Open World Structures
Architecture, City- and Landscape in Computer Games
Dr. Marc Bonner | Institute of Media Culture and Theatre
Postdoc project funded by the German Research Foundation (DFG)
Whether in the form of archipelagos bathed by the ocean, valleys bound by steep slopes or a sea of houses as far the eye can see, open world computer games simulate a lucid vastness and evoke the explorer instinct in users through complex networks of diverse topological strategies that involve them. This project takes as its starting point the finding that unmanageable vastness and and seemingly untouched wildernesses become self-perpetuating. This marks a change of focus in the worldbuilding of the mass media of computer games distal to traditional narrative concepts. Just as in-game world experience is conditioned by behaviour patterns of reality, it also regulates – like film and photography in the past – the comprehension and appropriation of actuality.

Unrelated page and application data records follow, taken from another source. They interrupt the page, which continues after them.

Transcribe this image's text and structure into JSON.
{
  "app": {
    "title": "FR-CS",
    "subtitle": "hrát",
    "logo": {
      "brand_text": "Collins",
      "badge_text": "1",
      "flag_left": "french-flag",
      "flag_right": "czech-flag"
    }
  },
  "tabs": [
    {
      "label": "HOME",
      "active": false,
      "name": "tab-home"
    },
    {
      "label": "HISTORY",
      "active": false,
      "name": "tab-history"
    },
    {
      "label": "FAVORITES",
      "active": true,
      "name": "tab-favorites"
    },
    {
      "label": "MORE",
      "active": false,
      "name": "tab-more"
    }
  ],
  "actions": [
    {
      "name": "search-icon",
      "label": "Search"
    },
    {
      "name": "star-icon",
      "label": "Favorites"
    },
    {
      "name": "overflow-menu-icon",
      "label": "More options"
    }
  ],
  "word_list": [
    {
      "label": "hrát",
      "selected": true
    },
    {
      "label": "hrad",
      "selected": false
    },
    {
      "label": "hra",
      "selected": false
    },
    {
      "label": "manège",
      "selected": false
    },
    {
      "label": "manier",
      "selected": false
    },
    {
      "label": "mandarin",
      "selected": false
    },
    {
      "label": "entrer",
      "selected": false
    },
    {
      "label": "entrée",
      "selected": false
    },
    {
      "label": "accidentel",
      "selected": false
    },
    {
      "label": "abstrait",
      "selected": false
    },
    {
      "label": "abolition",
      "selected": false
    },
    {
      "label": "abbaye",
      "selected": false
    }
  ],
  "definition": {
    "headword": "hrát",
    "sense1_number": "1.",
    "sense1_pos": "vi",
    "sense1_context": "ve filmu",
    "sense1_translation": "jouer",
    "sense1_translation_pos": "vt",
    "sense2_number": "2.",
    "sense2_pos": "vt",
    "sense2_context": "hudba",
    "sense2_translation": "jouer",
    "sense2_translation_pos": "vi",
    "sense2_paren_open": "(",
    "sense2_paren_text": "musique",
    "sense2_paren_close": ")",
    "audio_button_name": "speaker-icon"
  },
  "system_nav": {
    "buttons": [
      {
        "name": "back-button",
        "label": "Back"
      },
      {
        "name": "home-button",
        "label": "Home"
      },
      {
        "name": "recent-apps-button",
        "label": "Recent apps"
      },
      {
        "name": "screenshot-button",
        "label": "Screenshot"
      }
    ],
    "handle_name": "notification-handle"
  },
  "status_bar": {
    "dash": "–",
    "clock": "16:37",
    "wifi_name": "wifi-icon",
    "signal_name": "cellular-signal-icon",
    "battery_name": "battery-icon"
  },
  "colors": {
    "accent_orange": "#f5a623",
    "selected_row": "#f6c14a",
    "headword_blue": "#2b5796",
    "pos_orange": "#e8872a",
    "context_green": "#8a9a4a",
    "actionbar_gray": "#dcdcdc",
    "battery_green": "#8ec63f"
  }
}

This project is a taking transdisciplinary approach to the architectonics of digital game worlds. Thereby, both the technical constitution of the digital space-image and its communication of the game intrinsic space as well as the players’ perception are of special interest. In regard to cultural history, the critical research will contextualize established the aesthetics and strategies of artificial adventure spaces like landscape gardens, theme parks, natural preserves as well as dioramas and photographies. This will be merged with theories of urbanistic and anthropogeography. As databases, computer games are based on modularity and variability and use media-specific techniques of illusion such as interior mapping, cutmill-rom spline, sky box and frustrum culling.
The investigation will focus on the layout of digital game worlds and the complex patterns thereof which generate and govern a media specific distillate of historically habituated man-made action patterns that derive from the hunter-gatherer era. Today, the latter continue to have an effect as aesthetical experiences. Both the usage of distinct biomes and architectural styles as well as adaptions of physical real places of popular culture’s collective memory are thereby also of interest. The media-centred analysis model comprises the aspects of both aesthetics of production and aesthetics of reception and should therefore provide the heuristics for future
Text: Marc Bonner